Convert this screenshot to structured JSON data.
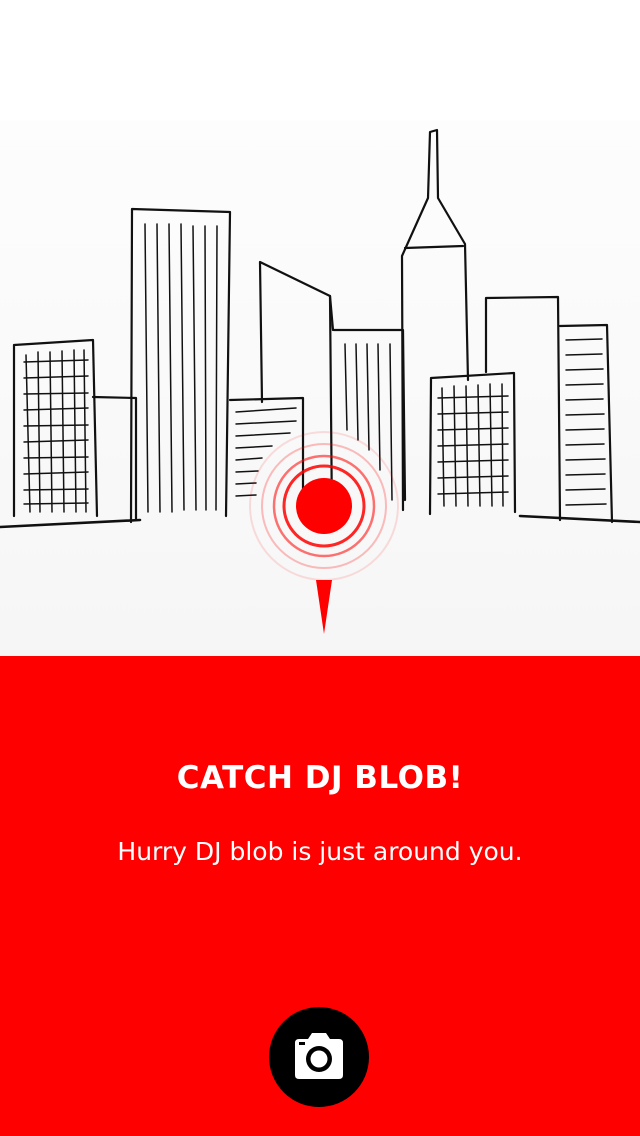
{
  "screen": {
    "title": "CATCH DJ BLOB!",
    "message": "Hurry DJ blob is just around you."
  },
  "colors": {
    "accent": "#ff0000",
    "button": "#000000",
    "text": "#ffffff"
  },
  "icons": {
    "location_pin": "map-pin-icon",
    "camera": "camera-icon"
  }
}
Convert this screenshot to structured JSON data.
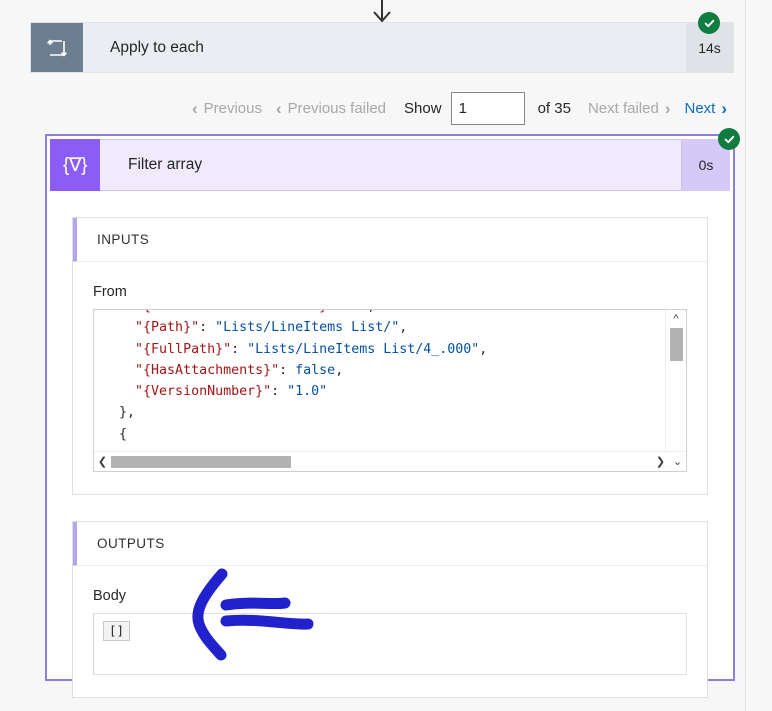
{
  "connector": {
    "icon": "arrow-down-icon"
  },
  "apply_to_each": {
    "icon": "loop-repeat-icon",
    "title": "Apply to each",
    "duration": "14s",
    "status": "succeeded",
    "status_icon": "check-circle-icon"
  },
  "pagination": {
    "previous": "Previous",
    "previous_failed": "Previous failed",
    "show_label": "Show",
    "page_value": "1",
    "page_placeholder": "",
    "of_label": "of 35",
    "total_pages": 35,
    "next_failed": "Next failed",
    "next": "Next",
    "chevron_left": "‹",
    "chevron_right": "›"
  },
  "filter_array": {
    "icon": "filter-braces-icon",
    "icon_glyph": "{∇}",
    "title": "Filter array",
    "duration": "0s",
    "status": "succeeded",
    "status_icon": "check-circle-icon"
  },
  "inputs": {
    "header": "INPUTS",
    "from_label": "From",
    "code_lines": [
      {
        "indent": 4,
        "key": "\"{FilenameWithExtension}\"",
        "value": "\"\"",
        "value_type": "string",
        "comma": true
      },
      {
        "indent": 4,
        "key": "\"{Path}\"",
        "value": "\"Lists/LineItems List/\"",
        "value_type": "string",
        "comma": true
      },
      {
        "indent": 4,
        "key": "\"{FullPath}\"",
        "value": "\"Lists/LineItems List/4_.000\"",
        "value_type": "string",
        "comma": true
      },
      {
        "indent": 4,
        "key": "\"{HasAttachments}\"",
        "value": "false",
        "value_type": "bool",
        "comma": true
      },
      {
        "indent": 4,
        "key": "\"{VersionNumber}\"",
        "value": "\"1.0\"",
        "value_type": "string",
        "comma": false
      },
      {
        "indent": 2,
        "key": "",
        "value": "},",
        "value_type": "punct",
        "comma": false
      },
      {
        "indent": 2,
        "key": "",
        "value": "{",
        "value_type": "punct",
        "comma": false
      }
    ],
    "scrollbar": {
      "up_icon": "chevron-up-icon",
      "down_icon": "chevron-down-icon",
      "left_icon": "chevron-left-icon",
      "right_icon": "chevron-right-icon"
    }
  },
  "outputs": {
    "header": "OUTPUTS",
    "body_label": "Body",
    "body_value": "[]"
  },
  "annotation": {
    "shape": "hand-drawn-left-arrow",
    "color": "#2222cc"
  },
  "colors": {
    "accent_purple": "#8b5cf6",
    "card_border": "#8b80d8",
    "success_green": "#107c41",
    "link_blue": "#0f6cbd",
    "json_key": "#a31515",
    "json_string": "#0451a5",
    "annotation_blue": "#2222cc"
  }
}
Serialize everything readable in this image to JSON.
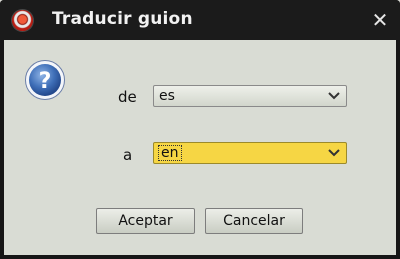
{
  "window": {
    "title": "Traducir guion",
    "app_icon": "record-icon",
    "close_icon": "close-icon",
    "close_glyph": "✕"
  },
  "dialog": {
    "icon": "question-icon",
    "from_label": "de",
    "from_value": "es",
    "to_label": "a",
    "to_value": "en",
    "accent_color": "#f6d644"
  },
  "buttons": {
    "ok_label": "Aceptar",
    "cancel_label": "Cancelar"
  }
}
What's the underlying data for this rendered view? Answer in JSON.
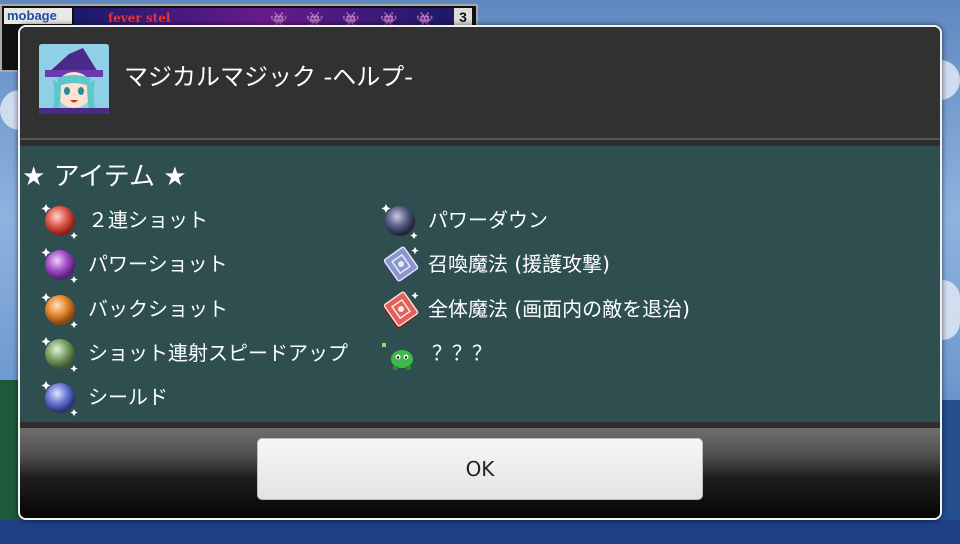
{
  "background": {
    "ad_logo": "mobage",
    "ad_text": "fever stel",
    "ad_number": "3"
  },
  "dialog": {
    "title": "マジカルマジック -ヘルプ-",
    "section_title": "★ アイテム ★",
    "items_left": [
      {
        "label": "２連ショット",
        "icon": "red-orb-icon",
        "color": "#e0584a"
      },
      {
        "label": "パワーショット",
        "icon": "purple-orb-icon",
        "color": "#a54fc8"
      },
      {
        "label": "バックショット",
        "icon": "orange-orb-icon",
        "color": "#e6892f"
      },
      {
        "label": "ショット連射スピードアップ",
        "icon": "green-orb-icon",
        "color": "#7fa36a"
      },
      {
        "label": "シールド",
        "icon": "blue-orb-icon",
        "color": "#6b79d6"
      }
    ],
    "items_right": [
      {
        "label": "パワーダウン",
        "icon": "dark-orb-icon",
        "color": "#5a5f86"
      },
      {
        "label": "召喚魔法 (援護攻撃)",
        "icon": "blue-spellbook-icon",
        "color": "#6f7bb3"
      },
      {
        "label": "全体魔法 (画面内の敵を退治)",
        "icon": "red-spellbook-icon",
        "color": "#d9504a"
      },
      {
        "label": "？？？",
        "icon": "green-creature-icon",
        "color": "#3fb84a"
      }
    ],
    "ok_label": "OK"
  }
}
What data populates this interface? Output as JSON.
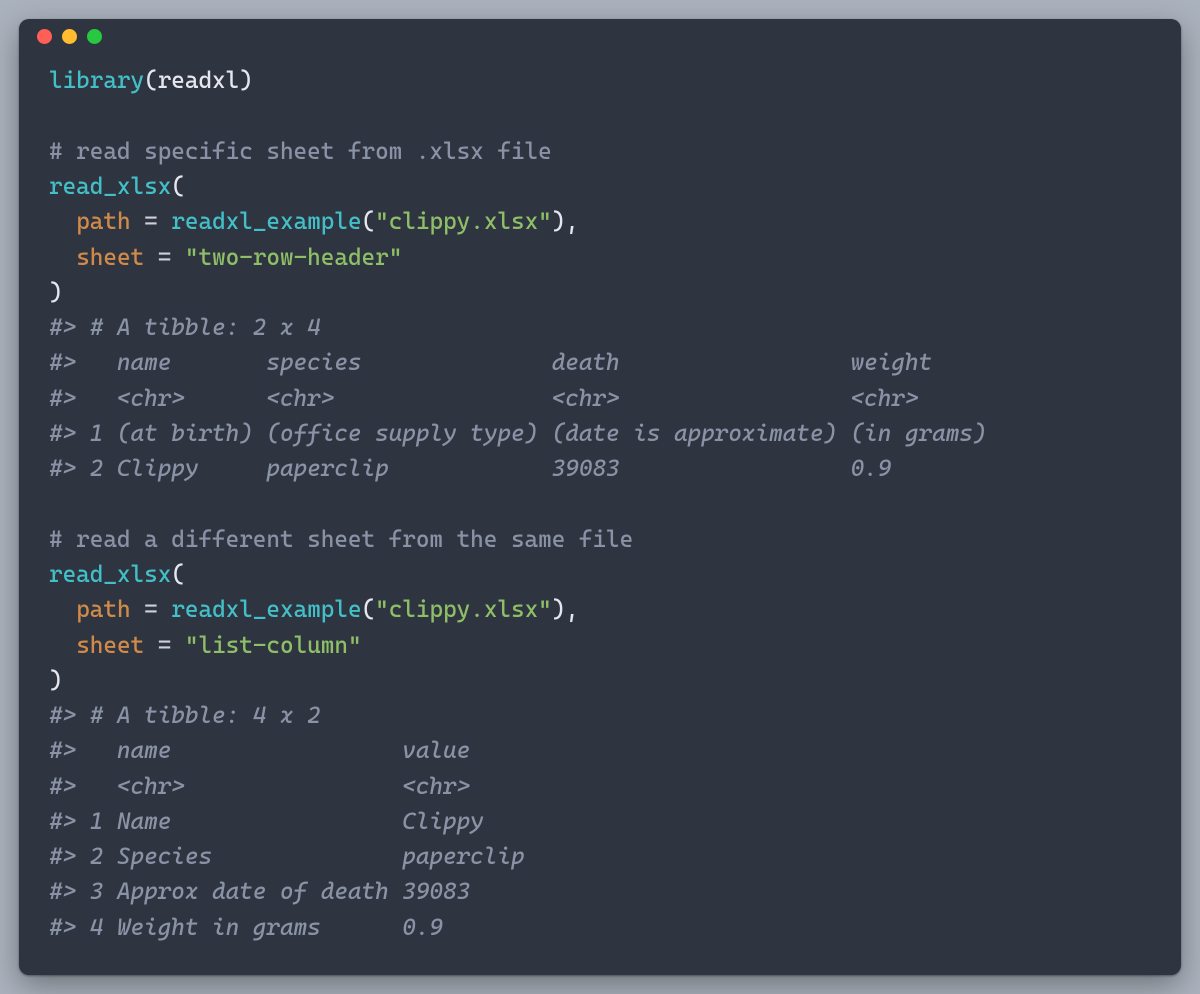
{
  "dots": {
    "red": "#ff5f57",
    "yellow": "#febc2e",
    "green": "#28c840"
  },
  "l01_fn": "library",
  "l01_id": "readxl",
  "l03_cmt": "# read specific sheet from .xlsx file",
  "l04_fn": "read_xlsx",
  "l05_arg": "path",
  "l05_fn": "readxl_example",
  "l05_str": "\"clippy.xlsx\"",
  "l06_arg": "sheet",
  "l06_str": "\"two-row-header\"",
  "o1": "#> # A tibble: 2 x 4",
  "o2": "#>   name       species              death                 weight    ",
  "o3": "#>   <chr>      <chr>                <chr>                 <chr>     ",
  "o4": "#> 1 (at birth) (office supply type) (date is approximate) (in grams)",
  "o5": "#> 2 Clippy     paperclip            39083                 0.9       ",
  "l12_cmt": "# read a different sheet from the same file",
  "l13_fn": "read_xlsx",
  "l14_arg": "path",
  "l14_fn": "readxl_example",
  "l14_str": "\"clippy.xlsx\"",
  "l15_arg": "sheet",
  "l15_str": "\"list-column\"",
  "p1": "#> # A tibble: 4 x 2",
  "p2": "#>   name                 value    ",
  "p3": "#>   <chr>                <chr>    ",
  "p4": "#> 1 Name                 Clippy   ",
  "p5": "#> 2 Species              paperclip",
  "p6": "#> 3 Approx date of death 39083    ",
  "p7": "#> 4 Weight in grams      0.9      "
}
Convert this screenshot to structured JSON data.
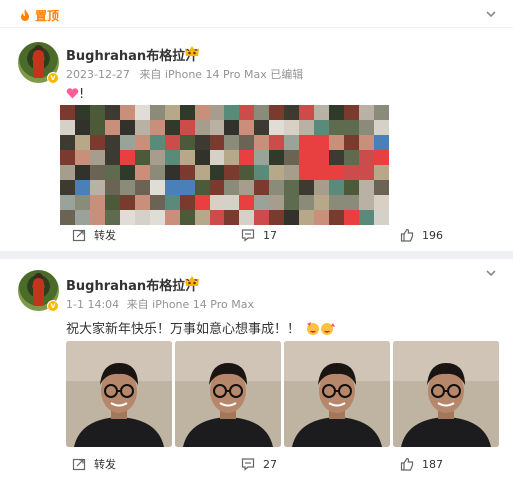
{
  "colors": {
    "accent": "#ff8200",
    "meta_text": "#939393",
    "background": "#eef0f3"
  },
  "posts": [
    {
      "pinned": true,
      "pin_label": "置顶",
      "user": {
        "name": "Bughrahan布格拉汗"
      },
      "meta": {
        "date": "2023-12-27",
        "source": "来自 iPhone 14 Pro Max",
        "edited": "已编辑"
      },
      "text": "!",
      "media": {
        "type": "mosaic-image"
      },
      "actions": {
        "repost_label": "转发",
        "comments": "17",
        "likes": "196"
      }
    },
    {
      "pinned": false,
      "user": {
        "name": "Bughrahan布格拉汗"
      },
      "meta": {
        "date": "1-1 14:04",
        "source": "来自 iPhone 14 Pro Max"
      },
      "text": "祝大家新年快乐！万事如意心想事成！！",
      "media": {
        "type": "photo-grid",
        "count": 4
      },
      "actions": {
        "repost_label": "转发",
        "comments": "27",
        "likes": "187"
      }
    }
  ]
}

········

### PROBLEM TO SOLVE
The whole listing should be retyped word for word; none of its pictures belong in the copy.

### WRITTEN SOLUTION
Convert this screenshot to structured JSON data.
{
  "screen": {
    "title": "CATCH DJ BLOB!",
    "message": "Hurry DJ blob is just around you."
  },
  "colors": {
    "accent": "#ff0000",
    "button": "#000000",
    "text": "#ffffff"
  },
  "icons": {
    "location_pin": "map-pin-icon",
    "camera": "camera-icon"
  }
}
Convert this screenshot to structured JSON data.
{
  "connector": {
    "icon": "arrow-down-icon"
  },
  "apply_to_each": {
    "icon": "loop-repeat-icon",
    "title": "Apply to each",
    "duration": "14s",
    "status": "succeeded",
    "status_icon": "check-circle-icon"
  },
  "pagination": {
    "previous": "Previous",
    "previous_failed": "Previous failed",
    "show_label": "Show",
    "page_value": "1",
    "page_placeholder": "",
    "of_label": "of 35",
    "total_pages": 35,
    "next_failed": "Next failed",
    "next": "Next",
    "chevron_left": "‹",
    "chevron_right": "›"
  },
  "filter_array": {
    "icon": "filter-braces-icon",
    "icon_glyph": "{∇}",
    "title": "Filter array",
    "duration": "0s",
    "status": "succeeded",
    "status_icon": "check-circle-icon"
  },
  "inputs": {
    "header": "INPUTS",
    "from_label": "From",
    "code_lines": [
      {
        "indent": 4,
        "key": "\"{FilenameWithExtension}\"",
        "value": "\"\"",
        "value_type": "string",
        "comma": true
      },
      {
        "indent": 4,
        "key": "\"{Path}\"",
        "value": "\"Lists/LineItems List/\"",
        "value_type": "string",
        "comma": true
      },
      {
        "indent": 4,
        "key": "\"{FullPath}\"",
        "value": "\"Lists/LineItems List/4_.000\"",
        "value_type": "string",
        "comma": true
      },
      {
        "indent": 4,
        "key": "\"{HasAttachments}\"",
        "value": "false",
        "value_type": "bool",
        "comma": true
      },
      {
        "indent": 4,
        "key": "\"{VersionNumber}\"",
        "value": "\"1.0\"",
        "value_type": "string",
        "comma": false
      },
      {
        "indent": 2,
        "key": "",
        "value": "},",
        "value_type": "punct",
        "comma": false
      },
      {
        "indent": 2,
        "key": "",
        "value": "{",
        "value_type": "punct",
        "comma": false
      }
    ],
    "scrollbar": {
      "up_icon": "chevron-up-icon",
      "down_icon": "chevron-down-icon",
      "left_icon": "chevron-left-icon",
      "right_icon": "chevron-right-icon"
    }
  },
  "outputs": {
    "header": "OUTPUTS",
    "body_label": "Body",
    "body_value": "[]"
  },
  "annotation": {
    "shape": "hand-drawn-left-arrow",
    "color": "#2222cc"
  },
  "colors": {
    "accent_purple": "#8b5cf6",
    "card_border": "#8b80d8",
    "success_green": "#107c41",
    "link_blue": "#0f6cbd",
    "json_key": "#a31515",
    "json_string": "#0451a5",
    "annotation_blue": "#2222cc"
  }
}
Serialize everything readable in this image to JSON.
{
  "window": {
    "title": "Traducir guion",
    "app_icon": "record-icon",
    "close_icon": "close-icon",
    "close_glyph": "✕"
  },
  "dialog": {
    "icon": "question-icon",
    "from_label": "de",
    "from_value": "es",
    "to_label": "a",
    "to_value": "en",
    "accent_color": "#f6d644"
  },
  "buttons": {
    "ok_label": "Aceptar",
    "cancel_label": "Cancelar"
  }
}
What's the underlying data for this rendered view? Answer in JSON.
{
  "background": {
    "ad_logo": "mobage",
    "ad_text": "fever stel",
    "ad_number": "3"
  },
  "dialog": {
    "title": "マジカルマジック -ヘルプ-",
    "section_title": "★ アイテム ★",
    "items_left": [
      {
        "label": "２連ショット",
        "icon": "red-orb-icon",
        "color": "#e0584a"
      },
      {
        "label": "パワーショット",
        "icon": "purple-orb-icon",
        "color": "#a54fc8"
      },
      {
        "label": "バックショット",
        "icon": "orange-orb-icon",
        "color": "#e6892f"
      },
      {
        "label": "ショット連射スピードアップ",
        "icon": "green-orb-icon",
        "color": "#7fa36a"
      },
      {
        "label": "シールド",
        "icon": "blue-orb-icon",
        "color": "#6b79d6"
      }
    ],
    "items_right": [
      {
        "label": "パワーダウン",
        "icon": "dark-orb-icon",
        "color": "#5a5f86"
      },
      {
        "label": "召喚魔法 (援護攻撃)",
        "icon": "blue-spellbook-icon",
        "color": "#6f7bb3"
      },
      {
        "label": "全体魔法 (画面内の敵を退治)",
        "icon": "red-spellbook-icon",
        "color": "#d9504a"
      },
      {
        "label": "？？？",
        "icon": "green-creature-icon",
        "color": "#3fb84a"
      }
    ],
    "ok_label": "OK"
  }
}
What data populates this interface? Output as JSON.
{
  "dots": {
    "red": "#ff5f57",
    "yellow": "#febc2e",
    "green": "#28c840"
  },
  "l01_fn": "library",
  "l01_id": "readxl",
  "l03_cmt": "# read specific sheet from .xlsx file",
  "l04_fn": "read_xlsx",
  "l05_arg": "path",
  "l05_fn": "readxl_example",
  "l05_str": "\"clippy.xlsx\"",
  "l06_arg": "sheet",
  "l06_str": "\"two-row-header\"",
  "o1": "#> # A tibble: 2 x 4",
  "o2": "#>   name       species              death                 weight    ",
  "o3": "#>   <chr>      <chr>                <chr>                 <chr>     ",
  "o4": "#> 1 (at birth) (office supply type) (date is approximate) (in grams)",
  "o5": "#> 2 Clippy     paperclip            39083                 0.9       ",
  "l12_cmt": "# read a different sheet from the same file",
  "l13_fn": "read_xlsx",
  "l14_arg": "path",
  "l14_fn": "readxl_example",
  "l14_str": "\"clippy.xlsx\"",
  "l15_arg": "sheet",
  "l15_str": "\"list-column\"",
  "p1": "#> # A tibble: 4 x 2",
  "p2": "#>   name                 value    ",
  "p3": "#>   <chr>                <chr>    ",
  "p4": "#> 1 Name                 Clippy   ",
  "p5": "#> 2 Species              paperclip",
  "p6": "#> 3 Approx date of death 39083    ",
  "p7": "#> 4 Weight in grams      0.9      "
}
Convert this screenshot to structured JSON data.
{
  "colors": {
    "accent": "#ff8200",
    "meta_text": "#939393",
    "background": "#eef0f3"
  },
  "posts": [
    {
      "pinned": true,
      "pin_label": "置顶",
      "user": {
        "name": "Bughrahan布格拉汗"
      },
      "meta": {
        "date": "2023-12-27",
        "source": "来自 iPhone 14 Pro Max",
        "edited": "已编辑"
      },
      "text": "!",
      "media": {
        "type": "mosaic-image"
      },
      "actions": {
        "repost_label": "转发",
        "comments": "17",
        "likes": "196"
      }
    },
    {
      "pinned": false,
      "user": {
        "name": "Bughrahan布格拉汗"
      },
      "meta": {
        "date": "1-1 14:04",
        "source": "来自 iPhone 14 Pro Max"
      },
      "text": "祝大家新年快乐！万事如意心想事成！！",
      "media": {
        "type": "photo-grid",
        "count": 4
      },
      "actions": {
        "repost_label": "转发",
        "comments": "27",
        "likes": "187"
      }
    }
  ]
}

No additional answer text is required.